- [Input records]:
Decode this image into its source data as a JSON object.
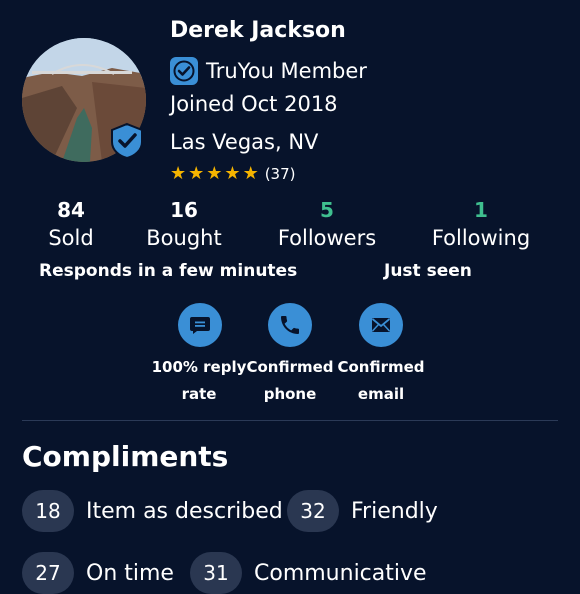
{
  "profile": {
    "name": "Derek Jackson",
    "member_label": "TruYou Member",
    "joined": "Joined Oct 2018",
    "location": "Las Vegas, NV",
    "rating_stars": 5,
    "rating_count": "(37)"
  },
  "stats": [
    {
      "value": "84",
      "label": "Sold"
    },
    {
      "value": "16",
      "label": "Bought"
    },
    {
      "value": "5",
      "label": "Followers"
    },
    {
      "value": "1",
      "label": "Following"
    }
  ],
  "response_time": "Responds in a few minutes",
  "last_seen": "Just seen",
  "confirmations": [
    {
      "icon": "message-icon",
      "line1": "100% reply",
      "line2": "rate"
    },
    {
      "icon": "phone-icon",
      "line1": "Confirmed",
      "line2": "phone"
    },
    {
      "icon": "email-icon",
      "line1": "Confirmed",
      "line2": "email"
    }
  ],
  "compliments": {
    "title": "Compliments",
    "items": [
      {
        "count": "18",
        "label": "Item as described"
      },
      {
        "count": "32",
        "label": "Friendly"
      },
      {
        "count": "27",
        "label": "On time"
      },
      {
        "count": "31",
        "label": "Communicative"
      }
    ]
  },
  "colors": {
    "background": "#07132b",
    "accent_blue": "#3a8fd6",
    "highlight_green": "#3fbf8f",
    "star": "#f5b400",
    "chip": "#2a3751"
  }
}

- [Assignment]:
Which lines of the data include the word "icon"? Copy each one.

- [Answer space]:
      "icon": "message-icon",
      "icon": "phone-icon",
      "icon": "email-icon",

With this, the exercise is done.